- 79,00 kr
* A Financial Times and Evening Standard Book of the Year *
* LONGLISTED FOR THE BOOKER PRIZE 2019 *
* SHORTLISTED FOR THE ORWELL PRIZE FOR POLITICAL FICTION 2020 *
'Masterly . . . A signal achievement . . . Remarkable.' Guardian
'A 1984 for our times.' Daily Express
Kavanagh begins his time patrolling the Wall.
If he's lucky, if nothing goes wrong, he only has to do two years of this. 729 more nights.
The best thing that can happen is that he survives and gets off the Wall and will never have to spend another day of his life anywhere near it.
But what if something did happen - if the Others came, if he had to fight for his life?
Thrilling and heartbreaking, The Wall is about a troubled world you will recognise as your own - and about what might be found when all is lost.
The Wall was longlisted for the Booker Prize in July 2019.

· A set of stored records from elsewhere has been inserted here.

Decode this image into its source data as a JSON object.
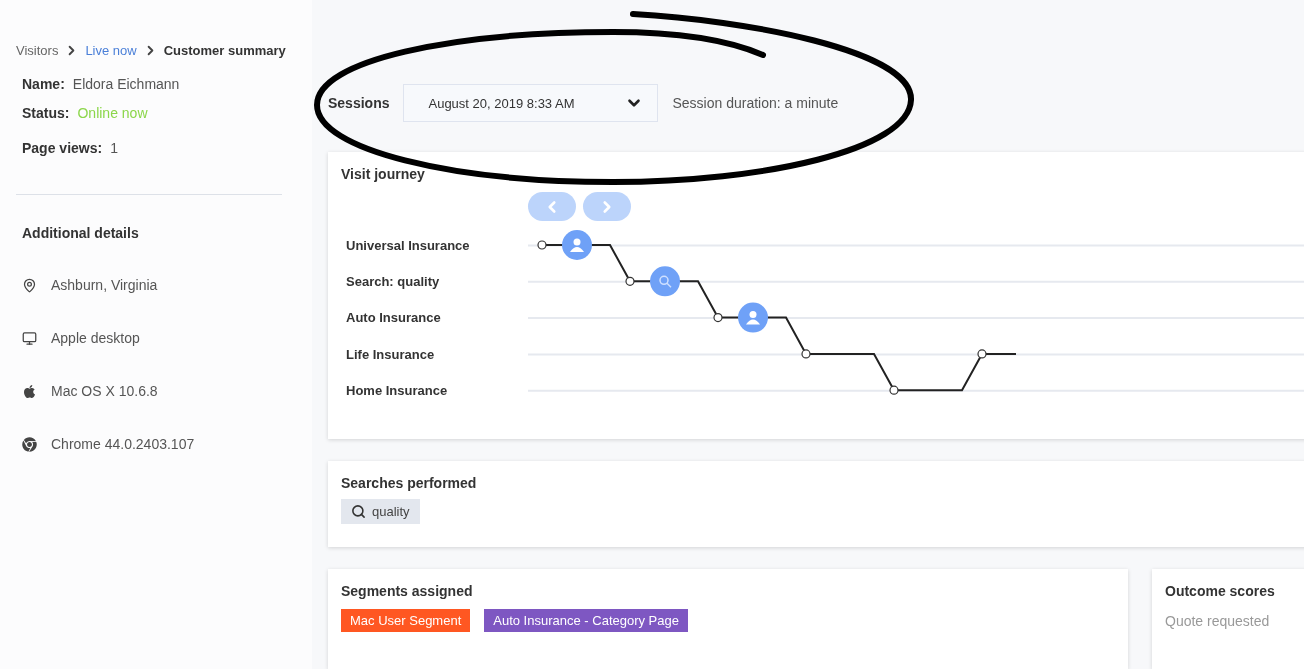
{
  "breadcrumb": [
    {
      "label": "Visitors",
      "kind": "link"
    },
    {
      "label": "Live now",
      "kind": "link"
    },
    {
      "label": "Customer summary",
      "kind": "current"
    }
  ],
  "profile": {
    "name_label": "Name:",
    "name": "Eldora Eichmann",
    "status_label": "Status:",
    "status": "Online now",
    "page_views_label": "Page views:",
    "page_views": "1"
  },
  "additional_details": {
    "title": "Additional details",
    "items": [
      {
        "kind": "location",
        "text": "Ashburn, Virginia"
      },
      {
        "kind": "device",
        "text": "Apple desktop"
      },
      {
        "kind": "os",
        "text": "Mac OS X 10.6.8"
      },
      {
        "kind": "browser",
        "text": "Chrome 44.0.2403.107"
      }
    ]
  },
  "sessions": {
    "label": "Sessions",
    "selected_session": "August 20, 2019 8:33 AM",
    "duration": "Session duration: a minute"
  },
  "visit_journey": {
    "title": "Visit journey",
    "rows": [
      {
        "label": "Universal Insurance",
        "kind": "person"
      },
      {
        "label": "Search: quality",
        "kind": "search"
      },
      {
        "label": "Auto Insurance",
        "kind": "person"
      },
      {
        "label": "Life Insurance",
        "kind": "plain"
      },
      {
        "label": "Home Insurance",
        "kind": "plain"
      }
    ]
  },
  "searches_performed": {
    "title": "Searches performed",
    "terms": [
      "quality"
    ]
  },
  "segments_assigned": {
    "title": "Segments assigned",
    "segments": [
      {
        "label": "Mac User Segment",
        "color": "#ff5722"
      },
      {
        "label": "Auto Insurance - Category Page",
        "color": "#7e57c2"
      }
    ]
  },
  "outcome_scores": {
    "title": "Outcome scores",
    "items": [
      "Quote requested"
    ]
  }
}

Lanchester (Capital) imagines coming of age amid the xenophobia and despair of a world ravaged by climate change in his dynamite dystopian novel. Twenty-something Joseph Kavanagh arrives for his mandatory two-year service as a Defender of the Wall surrounding his coastal country. It has survived the massive ecological devastation and sea level rise known as the Change, and its Defenders kill anyone from outside (known as Others) who tries to enter. Kavanagh suffers bracing cold, prolonged tedium, and the exacting demands of his company's captain amid the fear of attack; any Defenders who fail are put out to sea. He gets to know his fellow soldiers and develops an incipient crush on androgynous and initially taciturn Hifa. After a war games training, a young politician warns the Defenders of rumors that the Others are increasingly desperate and some inside the country have been treasonously plotting ways to help them. Cracking under pressure, Hifa offers to have a child with Kavanagh, as parents receive a reprieve from duty, but their plans are obliterated by a surprise attack that has devastating consequences. This terrifyingly resonant depiction of desperation will spark lively discussions about the responsibilities climate change is restructuring, and is electrifying storytelling to boot.